Richard Waterman, A&E Locality Manager for the Bradford area at Yorkshire Ambulance Service, says the scheme is a win-win situation for both services and members of the public: “Unfortunately, a lot of the 999 calls received in busy town and city centres on evenings at weekends are alcohol-related and are usually for those who have had too much to drink, fallen over, or got into a fight.

"Most of the time, these individuals only require treatment for minor cuts or bruises so the benefits of this scheme is that it allows the paramedic to treat patients at the scene with the reassurance that the police are on hand to handle any difficult situations and keep public order. 

“People who are injured are seen quicker, the police have a paramedic immediately on scene, the number of unnecessary trips to the hospital emergency department is reduced and our ambulances are left to deal with more serious emergencies. This scheme makes for a really good partnership.”

Bradford's City Ward NPT Inspector Kevin Pickles says this latest trial works to alleviate the pressure on resources and frees up the valuable time of police officers and ambulance staff:

He said: “By working together, we can quickly resolve incidents there and then which require the assistance of the police. Although we do not have a great number of such instances, when they do occur, they can often take up a lot of time.

“This might be having to wait with those who are ill or injured until the paramedics arrive. Likewise, paramedics could require police assistance to deal with someone who is drunk and aggressive, which can also take additional time.

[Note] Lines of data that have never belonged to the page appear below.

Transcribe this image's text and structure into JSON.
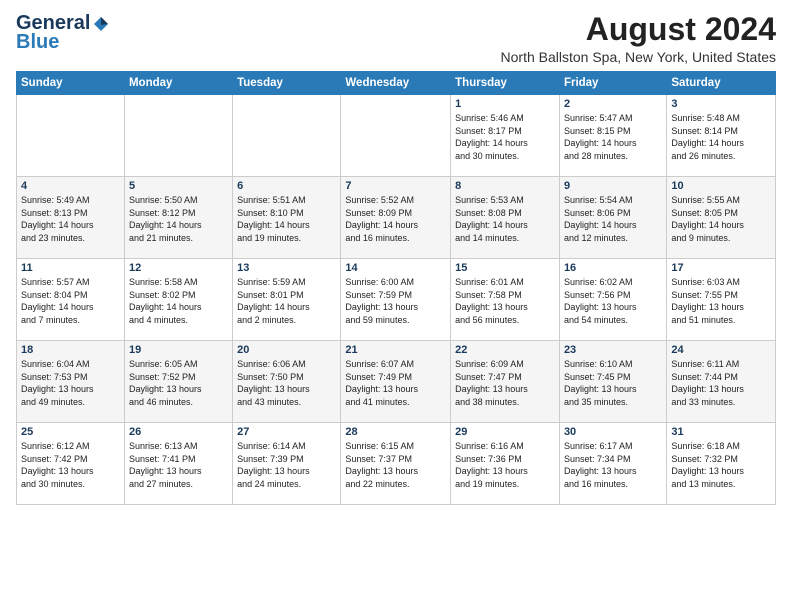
{
  "logo": {
    "line1": "General",
    "line2": "Blue"
  },
  "header": {
    "title": "August 2024",
    "location": "North Ballston Spa, New York, United States"
  },
  "weekdays": [
    "Sunday",
    "Monday",
    "Tuesday",
    "Wednesday",
    "Thursday",
    "Friday",
    "Saturday"
  ],
  "weeks": [
    [
      {
        "day": "",
        "info": ""
      },
      {
        "day": "",
        "info": ""
      },
      {
        "day": "",
        "info": ""
      },
      {
        "day": "",
        "info": ""
      },
      {
        "day": "1",
        "info": "Sunrise: 5:46 AM\nSunset: 8:17 PM\nDaylight: 14 hours\nand 30 minutes."
      },
      {
        "day": "2",
        "info": "Sunrise: 5:47 AM\nSunset: 8:15 PM\nDaylight: 14 hours\nand 28 minutes."
      },
      {
        "day": "3",
        "info": "Sunrise: 5:48 AM\nSunset: 8:14 PM\nDaylight: 14 hours\nand 26 minutes."
      }
    ],
    [
      {
        "day": "4",
        "info": "Sunrise: 5:49 AM\nSunset: 8:13 PM\nDaylight: 14 hours\nand 23 minutes."
      },
      {
        "day": "5",
        "info": "Sunrise: 5:50 AM\nSunset: 8:12 PM\nDaylight: 14 hours\nand 21 minutes."
      },
      {
        "day": "6",
        "info": "Sunrise: 5:51 AM\nSunset: 8:10 PM\nDaylight: 14 hours\nand 19 minutes."
      },
      {
        "day": "7",
        "info": "Sunrise: 5:52 AM\nSunset: 8:09 PM\nDaylight: 14 hours\nand 16 minutes."
      },
      {
        "day": "8",
        "info": "Sunrise: 5:53 AM\nSunset: 8:08 PM\nDaylight: 14 hours\nand 14 minutes."
      },
      {
        "day": "9",
        "info": "Sunrise: 5:54 AM\nSunset: 8:06 PM\nDaylight: 14 hours\nand 12 minutes."
      },
      {
        "day": "10",
        "info": "Sunrise: 5:55 AM\nSunset: 8:05 PM\nDaylight: 14 hours\nand 9 minutes."
      }
    ],
    [
      {
        "day": "11",
        "info": "Sunrise: 5:57 AM\nSunset: 8:04 PM\nDaylight: 14 hours\nand 7 minutes."
      },
      {
        "day": "12",
        "info": "Sunrise: 5:58 AM\nSunset: 8:02 PM\nDaylight: 14 hours\nand 4 minutes."
      },
      {
        "day": "13",
        "info": "Sunrise: 5:59 AM\nSunset: 8:01 PM\nDaylight: 14 hours\nand 2 minutes."
      },
      {
        "day": "14",
        "info": "Sunrise: 6:00 AM\nSunset: 7:59 PM\nDaylight: 13 hours\nand 59 minutes."
      },
      {
        "day": "15",
        "info": "Sunrise: 6:01 AM\nSunset: 7:58 PM\nDaylight: 13 hours\nand 56 minutes."
      },
      {
        "day": "16",
        "info": "Sunrise: 6:02 AM\nSunset: 7:56 PM\nDaylight: 13 hours\nand 54 minutes."
      },
      {
        "day": "17",
        "info": "Sunrise: 6:03 AM\nSunset: 7:55 PM\nDaylight: 13 hours\nand 51 minutes."
      }
    ],
    [
      {
        "day": "18",
        "info": "Sunrise: 6:04 AM\nSunset: 7:53 PM\nDaylight: 13 hours\nand 49 minutes."
      },
      {
        "day": "19",
        "info": "Sunrise: 6:05 AM\nSunset: 7:52 PM\nDaylight: 13 hours\nand 46 minutes."
      },
      {
        "day": "20",
        "info": "Sunrise: 6:06 AM\nSunset: 7:50 PM\nDaylight: 13 hours\nand 43 minutes."
      },
      {
        "day": "21",
        "info": "Sunrise: 6:07 AM\nSunset: 7:49 PM\nDaylight: 13 hours\nand 41 minutes."
      },
      {
        "day": "22",
        "info": "Sunrise: 6:09 AM\nSunset: 7:47 PM\nDaylight: 13 hours\nand 38 minutes."
      },
      {
        "day": "23",
        "info": "Sunrise: 6:10 AM\nSunset: 7:45 PM\nDaylight: 13 hours\nand 35 minutes."
      },
      {
        "day": "24",
        "info": "Sunrise: 6:11 AM\nSunset: 7:44 PM\nDaylight: 13 hours\nand 33 minutes."
      }
    ],
    [
      {
        "day": "25",
        "info": "Sunrise: 6:12 AM\nSunset: 7:42 PM\nDaylight: 13 hours\nand 30 minutes."
      },
      {
        "day": "26",
        "info": "Sunrise: 6:13 AM\nSunset: 7:41 PM\nDaylight: 13 hours\nand 27 minutes."
      },
      {
        "day": "27",
        "info": "Sunrise: 6:14 AM\nSunset: 7:39 PM\nDaylight: 13 hours\nand 24 minutes."
      },
      {
        "day": "28",
        "info": "Sunrise: 6:15 AM\nSunset: 7:37 PM\nDaylight: 13 hours\nand 22 minutes."
      },
      {
        "day": "29",
        "info": "Sunrise: 6:16 AM\nSunset: 7:36 PM\nDaylight: 13 hours\nand 19 minutes."
      },
      {
        "day": "30",
        "info": "Sunrise: 6:17 AM\nSunset: 7:34 PM\nDaylight: 13 hours\nand 16 minutes."
      },
      {
        "day": "31",
        "info": "Sunrise: 6:18 AM\nSunset: 7:32 PM\nDaylight: 13 hours\nand 13 minutes."
      }
    ]
  ]
}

“Whilst we are dealing with any instances of anti-social behaviour, crime or disorder, the paramedic can safely enter the environment and provide early medical assessment and treatment to those who are injured. Through this joint approach, we can have an instant impact and be quickly ready to respond to further calls.”

The pilot will be evaluated after the first month and if it proves to successful for local agencies and effective in ensuring the safety of the public during the night time economy, the police and ambulance service will look to continue the initiative in the city.

Yorkshire Ambulance Service works alongside police forces across the region to operate this initiative in other cities such as Hull, York and Sheffield. 

Produced By: Corporate Communications Department